Thursday, 23 February 2017

Law and Ethics in Professional Practice: Copyright, CC and OER

Do you use information ethically when creating resources for teaching?  Do you know when it is OK to take that perfect resource (image, video, quiz etc) from the internet?  Do you know if you are breaking copyright laws?  Have you ever created a resource for your students and then shared it online?  The above are just a handful of examples that reflect common discussions of educators throughout New Zealand, illustrating just how little teachers know about their legal, ethical and moral responsibilities in this area.

In schools we are surrounded in copyrighted materials including books, searching the internet, working with interactive whiteboards, watching videos and listening to music.  We are copyright consumers (NEN, 2012).  Copyright is a complex subject and here is a guide to what you can and can't do within a school setting.  Just because it is OK to use resources for educational purposes, it is an individual's right not a shared right of the school, and it is time for teachers to develop a more comprehensive understanding of our legal, ethical and moral responsibilities in relation to copyright.

As teachers we have the responsibility to honour the privilege of the high expectations the public rightly have of us when we are entrusted with the education and care of their children and young people.  It is vital that we make conscious ethical decisions, exemplify moral integrity and recognise that our conduct profoundly impacts on our professional image.  We have the responsibility to lift the status of our profession and build on its reputation as we maintain the highest standards of behaviour and professionalism.  A lapse in judgement can adversely impact students, damage teachers' credibility and erode public trust in schools and the profession (Connecticut's Teacher Education and Mentoring Program, 2012).  Advances in technology and greater access to digital resources over recent years mean the challenges educators are likely to encounter have also increased.
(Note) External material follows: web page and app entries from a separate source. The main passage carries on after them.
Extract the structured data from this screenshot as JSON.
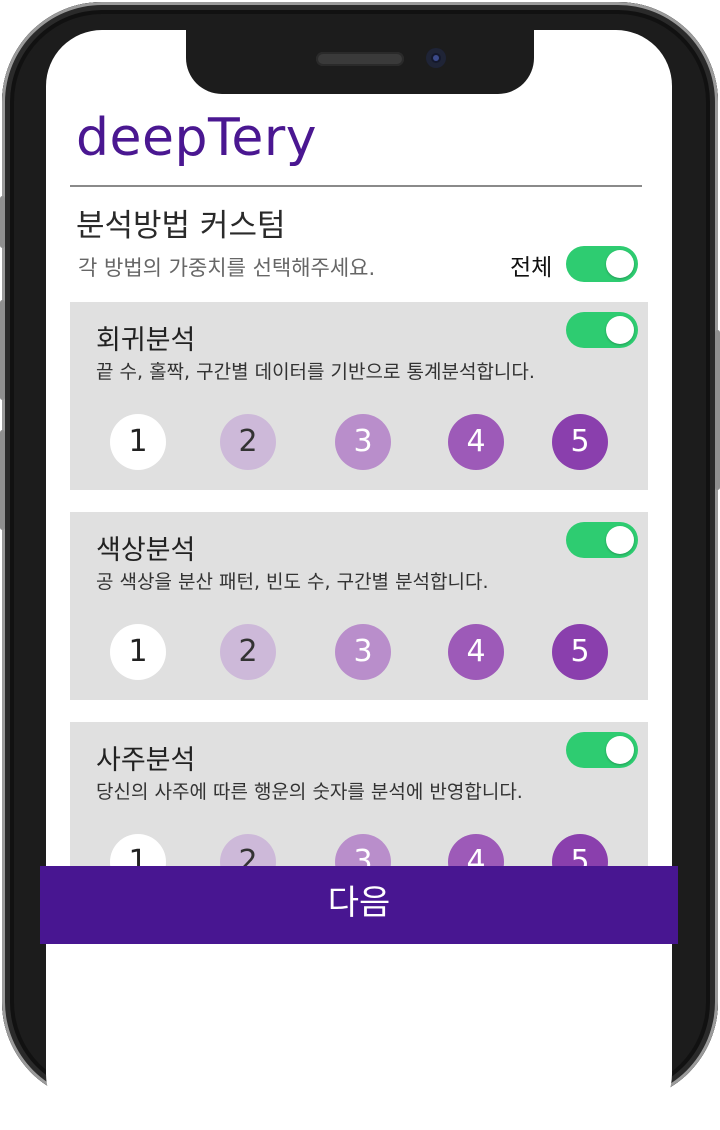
{
  "app": {
    "title": "deepTery"
  },
  "section": {
    "title": "분석방법 커스텀",
    "subtitle": "각 방법의 가중치를 선택해주세요.",
    "all_label": "전체",
    "all_on": true
  },
  "colors": {
    "brand": "#481691",
    "toggle_on": "#2ecc71",
    "card_bg": "#e0e0e0",
    "weight_colors": [
      "#ffffff",
      "#cdb9d9",
      "#b98ecb",
      "#9d5ab8",
      "#8a3fad"
    ]
  },
  "methods": [
    {
      "title": "회귀분석",
      "description": "끝 수, 홀짝, 구간별 데이터를 기반으로 통계분석합니다.",
      "enabled": true,
      "weights": [
        "1",
        "2",
        "3",
        "4",
        "5"
      ]
    },
    {
      "title": "색상분석",
      "description": "공 색상을 분산 패턴, 빈도 수, 구간별 분석합니다.",
      "enabled": true,
      "weights": [
        "1",
        "2",
        "3",
        "4",
        "5"
      ]
    },
    {
      "title": "사주분석",
      "description": "당신의 사주에 따른 행운의 숫자를 분석에 반영합니다.",
      "enabled": true,
      "weights": [
        "1",
        "2",
        "3",
        "4",
        "5"
      ]
    }
  ],
  "next_button": {
    "label": "다음"
  }
}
Generally, students own the copyright of any original work they create at school regardless of who owns the device it was created on (Netsafe, 2015), however Hutchinson (2017) cautions that primary school students do not create original work as writing it in their own words is not original.  "Many teachers talk to their students about the importance of giving credit for where they find the information but never expect a reference list" showing a real lack of understanding about information and where it comes from.  She argues that no primary school student is going to write something original when researching because this is what you are asking them to do.  This issue is then compounded if that students work is shared in school newsletters, on school websites, class blogs or social media as if nothing is referenced we are breaking copyright laws (Hutchinson, 2017).  I would argue that likewise, it is not alright for students to take pictures and information and not say where they got it form, simply because their work is only going to be displayed on the wall of a classroom.

Another common misunderstanding is that many teachers do not realise they don't own copyright to the resources they produce in the course of their employment.  This is becoming more pressing as teachers look to share resources they have created online, or take them with them when moving to another school.  Any resource you make while in the employment of a school is owned by the BOT and if you leave the school, the BOT of that school retains the ownership.  Some teachers feel this is unfair considering that they make many of these resources at home our of school hours.  This highlights the need for all schools to have clear Intellectual Property policies on the sharing and reuse of resources.  In my experience, educators rarely have the opportunity to openly discuss these issues and it is important that we create the time and space for this to happen.  Creative Commons (CC) and Open Education Resources (OER) have shifted from sitting on the edge of education to now being a mainstream way of sharing and building on our collective knowledge.  But, still many of us just don't have the time to get our head around what's involved and how to bring CC to life in our schools.  Teachers need to work with their BOTs to create a Creative Commons Policy to enable their teachers to legally share their creations with other teachers (a real strength in the New Zealand education system) and avoid unnecessary conflict.

In the interim, the following infographic, created by Shirley Booth (2015) is a helpful guide when deciding what to share online:


  1. Sorry Janet - I accidentally deleted your comment:

    Janet Jones-Poole 23 February 2017 at 18:37

    Thank you for sharing. This is very interesting and informative.. I know for me as a teacher I have never fully understood my obligations especially when working online. I was interested to hear about the making and sharing of resources. Great flow chart as well :)

    1. There was a lot of new information for me to think about in your blog. I had no idea that the resources I create, use and share with colleagues are actually not mine. It had also never occurred to me to think about copyright when publishing primary aged children's work in the class or in the school newsletter. I can see your point many of their ideas have been taken from a shared book and reused in their own writing with no acknowledgment of the original source.

    2. This comment has been removed by the author.

  2. Hi Ellie, thank you for sharing. It is arguable that in our digital world with all of the digital devices at the finger tips, we tend to utilise online resources to enrich our teaching and never fully consider whether it is legal or not. Certainly sharing created resources within our teaching community is a great way to address copy right.